September 25, 2013

Withdrawing Funds from Shared Accounts in a Divorce

How to finance divorce with shared accounts

It is no secret that filing for divorce costs money, and hiring legal counsel requires the payment of a retainer fee. Individuals considering divorce often grapple with how to approach gathering the money to proceed. The timing, the amount, and whether or not to discuss the withdrawal depends entirely upon your situation. Consider the following before making any drastic moves and seek the advice of a seasoned divorce attorney before withdrawing funds from shared accounts.
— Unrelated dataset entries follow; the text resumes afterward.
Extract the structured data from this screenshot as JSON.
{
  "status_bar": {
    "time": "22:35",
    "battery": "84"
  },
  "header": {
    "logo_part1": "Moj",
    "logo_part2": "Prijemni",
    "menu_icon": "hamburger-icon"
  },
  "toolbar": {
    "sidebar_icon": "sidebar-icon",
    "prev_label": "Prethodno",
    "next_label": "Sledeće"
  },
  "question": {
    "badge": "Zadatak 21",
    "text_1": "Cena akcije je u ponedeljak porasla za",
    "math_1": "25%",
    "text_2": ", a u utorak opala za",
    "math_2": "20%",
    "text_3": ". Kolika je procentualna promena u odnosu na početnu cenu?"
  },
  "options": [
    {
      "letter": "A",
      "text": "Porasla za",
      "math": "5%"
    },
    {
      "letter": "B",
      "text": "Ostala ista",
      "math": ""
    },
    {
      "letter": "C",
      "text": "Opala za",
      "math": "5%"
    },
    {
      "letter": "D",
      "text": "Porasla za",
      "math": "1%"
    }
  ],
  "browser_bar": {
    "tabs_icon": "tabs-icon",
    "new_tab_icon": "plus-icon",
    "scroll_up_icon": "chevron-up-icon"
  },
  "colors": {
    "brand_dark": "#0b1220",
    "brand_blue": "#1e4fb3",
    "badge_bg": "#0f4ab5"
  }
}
The nature of your relationship determines the how to approach withdrawing funds from shared accounts. Ideally, it is best to discuss with the other spouse to eliminate any retaliation withdrawals. “Getting what’s mine” can turn a peaceful divorce into a battle (especially if the spouse was unsuspecting of the divorce). If a spouse does not anticipate or know of the impending divorce action, this behavior can cause unnecessary emotional and financial damage. Historically, couples who kick off divorce proceedings with one party taking cash from shared accounts will begin a cycle of vengeful spending or liquidation of assets from shared accounts.

In anticipation of unwanted retaliation through liquidation, withdrawing funds from shared accounts can be restricted prior to even filing for divorce. An Automatic Temporary Restraining Order can be petitioned from the Court. This is a court order which freezes assets and goes into effect automatically upon events, including the filing of a divorce. This way, neither party will be able to get into the accounts and deplete them before equitable distribution. Of course, paying for an attorney to file this action will require individual financing.

Higher income cases lend themselves to more scrambling and underhanded tactics. For example, a spouse may want to compare the value of a joint account versus the value of all assets combined; this includes properties, savings, IRA’s and 401K plans. Taking half of a checking account may only be a quarter of all assets. By the time the funds are taken, negotiating may be compromised. Instead of making this division independently, it is smarter to seek counsel and obtain professional advice on how to approach liquidation.

If conditions are amicable, most individuals should consider withdrawing only the funds necessary to hire counsel as this would be considered a reasonable expense in light of the circumstances. Even in this situation, it is best to speak with an experienced divorce attorney who can present various options and possible outcomes. Call the Law Offices of Michael Kuldiner, P.C. to speak with an experienced divorce attorney, (215) 942-2100.